Low-voltage cable can be buried directly in the soil without conduit. It should be deep enough to avoid damage from traffic or maintenance equipment. Conduit or PVC pipe is recommended where surface disturbance is likely or under pavement where additional cable lines might need to be installed in the future. Waterproof connectors are strongly advised for buried cable.
A controller can be as simple as a wall switch regulating a socket or as complex as a motion or light detector. Remote control is also available on some controllers. You might consider the possibility of hooking a lighting system into a central home or office security system.
Many controllers are a combination of a transformer and a clock timer. The customer might want the system to come on at dusk and shut off at midnight. He may also want it to come on before dawn and turn off at daybreak. You could use a light sensor to turn the system on and off. The customer is the one who will operate the system, so select controllers that are easy to understand and are accessible. Part of a professional lighting installation job is mounting the controller and/or transformer so it isn?t an eyesore and won?t be subject to vandalism or tampering.
TYPES OF FIXTURES
There are four major considerations with fixtures. The first is does the fixture provide the type of lighting effect you planned for in the design? Secondly, what type of lamp does the fixture have? Also, is the design of the fixture suitable to the customer and does it blend into the design of the landscape? Finally, is the fixture durable and relatively tamperproof?
In most cases, you will be installing a variety of fixtures on the same site. They should be compatible from both appearance and power consumption standpoints. An assortment of well-chosen fixtures is more effective than a large number of one or two types of fixtures.
Make a list of priorities for the installation, and match the fixtures to these priorities. Go through catalogs and contact a distributor who specializes in low-voltage lighting fixtures. Evaluate the fixtures you will recommend before you present the customer with your plan. Show the customer sample fixtures and photographs of the lighting effect from the them at night.
Generally, a fixture will be able to operate a range of lamps, depending upon the capacity of the system, the intensity of light desired, and the type of lamp used. Low-voltage systems use incandescent and halogen lamps. Both of these types of lamps generate large amounts of heat. Keep this in mind when locating fixtures. Avoid placing them in areas where leaf debris collects or near sensitive plants. There is a difference in the appearance of plants when they are illuminated with incandescent lamps or halogen lamps. It depends upon the effect sought by you and your customer.
Lamp life varies considerably based on conditions and power supply. When operated at the manufacturer's rated wattage, bulbs should last 1,000 hours or more. Lamp life is shortened when wattage is above the rated level. Halogen lamps can last longer than incandescent under ideal conditions.
An annual spring lighting system checkup is recommended. Wait for the plants to leaf out so you can evaluate whether adjustments in direction and location are needed. If you maintain the system, consider changing out all similar lamps after one or two have burned out. You don?t want to run to the job every time a lamp burns out. Information on how long the lamps burn each night is helpful in planning replacement.

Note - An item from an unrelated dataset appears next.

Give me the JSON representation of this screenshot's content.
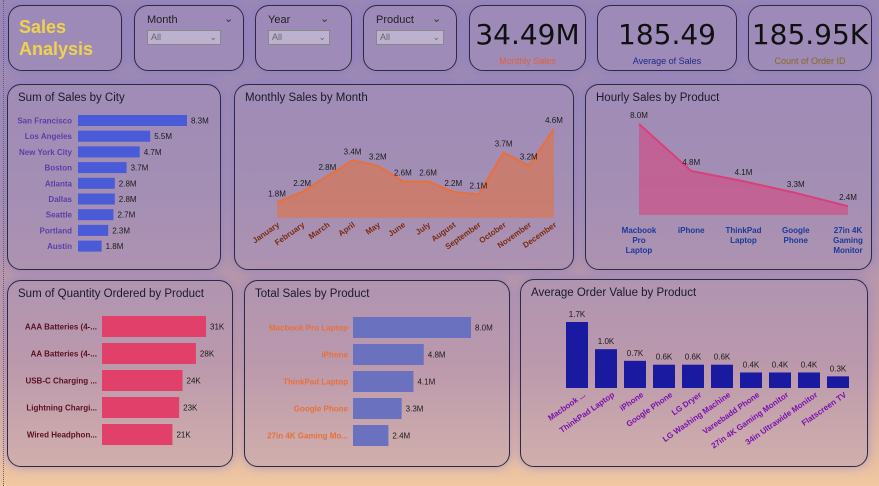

Use the maintenance call to promote system expansion, controller upgrades (like light sensors), and highlighting a few dramatic landscape features. Leave behind a brochure that shows model night landscapes, extras like step lights and moonlighting, and related landscape elements, such as water features and outdoor furniture. It's all part of landscaping. Night lighting can be a profitable added income stream.